Arabian Gulf Legacy

In today’s Lectionary, Psalm 107, there is the following verse:

41 but he raises up the needy out of distress,
and makes their families like flocks.

My heart goes back to Qatar, and I think of “my” family there, a family who adopted me, slowly but surely. The woman, who taught me Arabic, has twelve children. “Twelve children!” I used to think, was about ten too many, but I learned so much from this woman, and from her family. Every day she and her husband would sit together. They discussed each child. No child in that family was lost or overlooked; they cared for each and every one. I, too, know each child. I was particularly close to the oldest girls, but there was one young son who hit me on my bottom during my very first visit, hard, as I was bending over to put on my shoes. While everyone else looked on in horror, he just grinned up at me, and I couldn’t help but laugh. I pray for each and every one in this family, and they pray for me. Relationships don’t get much more intimate than that, I think, that we pray for one another, and we have some idea what to pray for.

And while they are not wealthy, they have enough, and they are a happy family. When one has a need, the others sacrifice, and I never hear a grumble of a complaint. Each has an assurance that when their turn comes – as it comes to all of us – their family will be there to assist them.

We said goodbye to our Saudi friends this week, on their way back to the desert kingdom to finish Ramadan and celebrate Eid with their family. They have been such a blessing in our lives here, and we wish them well. They left a lot of last minute things for me, a coffee and tea set with coffee cups, trays for serving drinks, spices, bags – the detritus of a life of moving, there are always things which still have use but for which you have no room in your packing crate. I am starting a lending closet with them; as other families arrive, I will offer them up to new arrivals who need the same pieces for their daily life and entertaining. The spices I will share with one of my co-mother-in-laws who makes a chicken biryani they call Chicken Perlow. It is moister than biryani, but has much the same flavor. Oh yummm.
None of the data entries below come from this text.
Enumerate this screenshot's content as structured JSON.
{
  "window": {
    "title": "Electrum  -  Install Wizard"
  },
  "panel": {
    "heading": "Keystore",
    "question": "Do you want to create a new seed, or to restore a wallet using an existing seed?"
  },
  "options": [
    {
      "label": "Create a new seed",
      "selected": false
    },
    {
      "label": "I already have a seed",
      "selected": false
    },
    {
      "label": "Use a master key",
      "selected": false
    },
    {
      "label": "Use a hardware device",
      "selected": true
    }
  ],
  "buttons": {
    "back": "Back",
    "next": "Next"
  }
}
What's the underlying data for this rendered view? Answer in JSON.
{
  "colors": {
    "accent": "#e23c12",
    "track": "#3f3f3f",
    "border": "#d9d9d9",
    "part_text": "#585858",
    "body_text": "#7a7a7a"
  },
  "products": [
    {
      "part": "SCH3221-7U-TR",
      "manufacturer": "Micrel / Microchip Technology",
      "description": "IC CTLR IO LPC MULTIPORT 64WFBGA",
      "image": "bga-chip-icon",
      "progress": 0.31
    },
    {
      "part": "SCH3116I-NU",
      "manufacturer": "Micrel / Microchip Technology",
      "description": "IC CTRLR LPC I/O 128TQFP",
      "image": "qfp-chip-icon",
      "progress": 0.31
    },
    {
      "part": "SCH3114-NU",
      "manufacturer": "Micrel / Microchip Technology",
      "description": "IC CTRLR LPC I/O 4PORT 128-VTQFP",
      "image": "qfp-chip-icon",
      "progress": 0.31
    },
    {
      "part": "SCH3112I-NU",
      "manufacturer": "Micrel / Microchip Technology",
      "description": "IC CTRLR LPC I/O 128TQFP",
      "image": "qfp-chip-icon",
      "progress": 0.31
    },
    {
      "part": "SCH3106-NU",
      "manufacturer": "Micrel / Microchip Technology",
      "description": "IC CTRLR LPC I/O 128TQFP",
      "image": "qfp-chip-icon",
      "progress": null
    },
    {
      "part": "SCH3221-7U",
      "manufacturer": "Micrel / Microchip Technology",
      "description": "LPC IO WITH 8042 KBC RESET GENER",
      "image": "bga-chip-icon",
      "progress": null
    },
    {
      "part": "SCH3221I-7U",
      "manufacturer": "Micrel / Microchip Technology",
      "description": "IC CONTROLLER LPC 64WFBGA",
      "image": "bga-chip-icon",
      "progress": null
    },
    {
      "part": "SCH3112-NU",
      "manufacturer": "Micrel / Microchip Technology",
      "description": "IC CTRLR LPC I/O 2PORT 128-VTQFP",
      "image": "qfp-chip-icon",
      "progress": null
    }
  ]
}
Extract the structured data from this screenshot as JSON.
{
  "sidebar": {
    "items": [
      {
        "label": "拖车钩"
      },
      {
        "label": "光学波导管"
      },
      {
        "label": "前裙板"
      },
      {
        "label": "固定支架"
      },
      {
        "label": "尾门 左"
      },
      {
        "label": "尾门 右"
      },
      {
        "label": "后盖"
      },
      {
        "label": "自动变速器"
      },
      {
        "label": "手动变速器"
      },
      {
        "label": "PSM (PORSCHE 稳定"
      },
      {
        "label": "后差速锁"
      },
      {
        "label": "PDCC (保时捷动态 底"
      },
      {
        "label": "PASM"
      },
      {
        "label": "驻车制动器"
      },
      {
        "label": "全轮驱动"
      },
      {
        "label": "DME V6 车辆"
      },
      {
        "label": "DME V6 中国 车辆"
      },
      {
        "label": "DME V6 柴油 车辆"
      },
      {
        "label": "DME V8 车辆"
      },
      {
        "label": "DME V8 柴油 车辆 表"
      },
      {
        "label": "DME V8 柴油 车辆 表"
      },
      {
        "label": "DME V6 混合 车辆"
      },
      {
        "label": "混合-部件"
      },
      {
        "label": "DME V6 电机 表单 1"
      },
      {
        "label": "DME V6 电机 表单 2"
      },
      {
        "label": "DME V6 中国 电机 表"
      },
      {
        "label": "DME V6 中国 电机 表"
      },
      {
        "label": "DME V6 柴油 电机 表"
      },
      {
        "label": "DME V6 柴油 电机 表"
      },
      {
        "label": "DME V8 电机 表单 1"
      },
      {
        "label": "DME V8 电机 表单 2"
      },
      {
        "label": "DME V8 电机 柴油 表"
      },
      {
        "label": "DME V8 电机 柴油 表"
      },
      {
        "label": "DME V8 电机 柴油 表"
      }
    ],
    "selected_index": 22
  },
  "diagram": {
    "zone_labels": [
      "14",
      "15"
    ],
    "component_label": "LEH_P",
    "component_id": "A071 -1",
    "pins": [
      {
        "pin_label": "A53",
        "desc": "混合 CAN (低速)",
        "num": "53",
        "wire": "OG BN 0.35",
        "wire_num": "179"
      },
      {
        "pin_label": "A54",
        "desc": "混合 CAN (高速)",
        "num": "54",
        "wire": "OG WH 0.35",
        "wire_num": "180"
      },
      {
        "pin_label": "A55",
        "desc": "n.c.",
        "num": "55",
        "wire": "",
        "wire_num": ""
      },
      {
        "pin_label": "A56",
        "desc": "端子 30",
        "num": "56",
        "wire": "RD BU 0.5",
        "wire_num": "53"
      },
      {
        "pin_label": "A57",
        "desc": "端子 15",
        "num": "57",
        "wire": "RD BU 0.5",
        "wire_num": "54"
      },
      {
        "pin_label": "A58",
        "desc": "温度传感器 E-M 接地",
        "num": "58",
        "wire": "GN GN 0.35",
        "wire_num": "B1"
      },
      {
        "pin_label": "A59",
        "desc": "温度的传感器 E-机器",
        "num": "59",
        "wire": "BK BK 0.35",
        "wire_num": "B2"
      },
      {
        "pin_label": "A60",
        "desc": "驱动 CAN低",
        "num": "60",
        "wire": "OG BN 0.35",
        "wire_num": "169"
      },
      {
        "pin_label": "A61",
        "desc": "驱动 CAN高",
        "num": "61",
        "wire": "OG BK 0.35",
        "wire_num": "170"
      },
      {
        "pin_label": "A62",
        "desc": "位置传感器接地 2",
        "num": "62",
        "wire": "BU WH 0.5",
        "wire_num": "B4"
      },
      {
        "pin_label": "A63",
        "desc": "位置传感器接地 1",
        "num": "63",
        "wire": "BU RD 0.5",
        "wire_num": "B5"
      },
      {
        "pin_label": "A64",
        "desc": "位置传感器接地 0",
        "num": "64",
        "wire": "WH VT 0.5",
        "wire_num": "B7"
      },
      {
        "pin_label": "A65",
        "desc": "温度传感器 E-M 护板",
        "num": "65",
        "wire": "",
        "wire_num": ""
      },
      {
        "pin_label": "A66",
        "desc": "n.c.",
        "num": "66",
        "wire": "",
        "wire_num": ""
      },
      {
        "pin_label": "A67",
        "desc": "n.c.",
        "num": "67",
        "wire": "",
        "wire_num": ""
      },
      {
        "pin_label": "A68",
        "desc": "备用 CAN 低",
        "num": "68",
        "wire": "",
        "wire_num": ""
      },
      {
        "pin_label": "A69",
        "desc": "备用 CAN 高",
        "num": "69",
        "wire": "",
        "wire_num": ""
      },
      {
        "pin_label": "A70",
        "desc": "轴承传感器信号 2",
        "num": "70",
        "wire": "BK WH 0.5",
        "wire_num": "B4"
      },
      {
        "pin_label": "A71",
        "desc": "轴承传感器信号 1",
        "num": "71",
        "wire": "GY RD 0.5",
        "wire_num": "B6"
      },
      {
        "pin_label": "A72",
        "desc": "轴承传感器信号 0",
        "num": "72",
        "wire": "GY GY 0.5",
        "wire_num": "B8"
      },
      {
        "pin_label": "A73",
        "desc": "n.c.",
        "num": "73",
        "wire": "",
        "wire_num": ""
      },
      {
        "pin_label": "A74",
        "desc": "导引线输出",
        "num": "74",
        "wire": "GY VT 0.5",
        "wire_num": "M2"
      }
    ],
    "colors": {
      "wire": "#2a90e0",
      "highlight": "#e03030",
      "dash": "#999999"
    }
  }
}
As our Saudi friends depart, we have new friends arriving and we will have them for dinner tomorrow night. We have met them, one is Algerian, the other is Omani; as the Ramadan fast ended, the Algerian was trying to eat a piece of bruschetta with a knife and form. “You are so French!” I laughed, and told him we eat this with our fingers, which greatly relieved him, as he was standing, and to try to cut a piece of French break with a fork while standing is close to impossible. Both are a lot of fun, and while we will miss our departing Saudi friends, we are looking forward to these new friends.

One thing that pleases me greatly. I asked my Saudi friend how she was received when she went out, as she is fully covered, abaya and scarf and niqab (face covering). She said she had been warned before leaving Saudi Arabia that people would be unkind to her, but never once did she run into this, that people were always kind, “in the hospital, in the Wal-Mart, in the shopping, everywhere.” It just made me so proud to be living in Pensacola.

August 13, 2011 Posted by | Adventure, Community, Cross Cultural, Eid, ExPat Life, Family Issues, Friends & Friendship, Living Conditions, Local Lore, Pensacola, Qatar, Ramadan, Relationships, Saudi Arabia, Social Issues | 2 Comments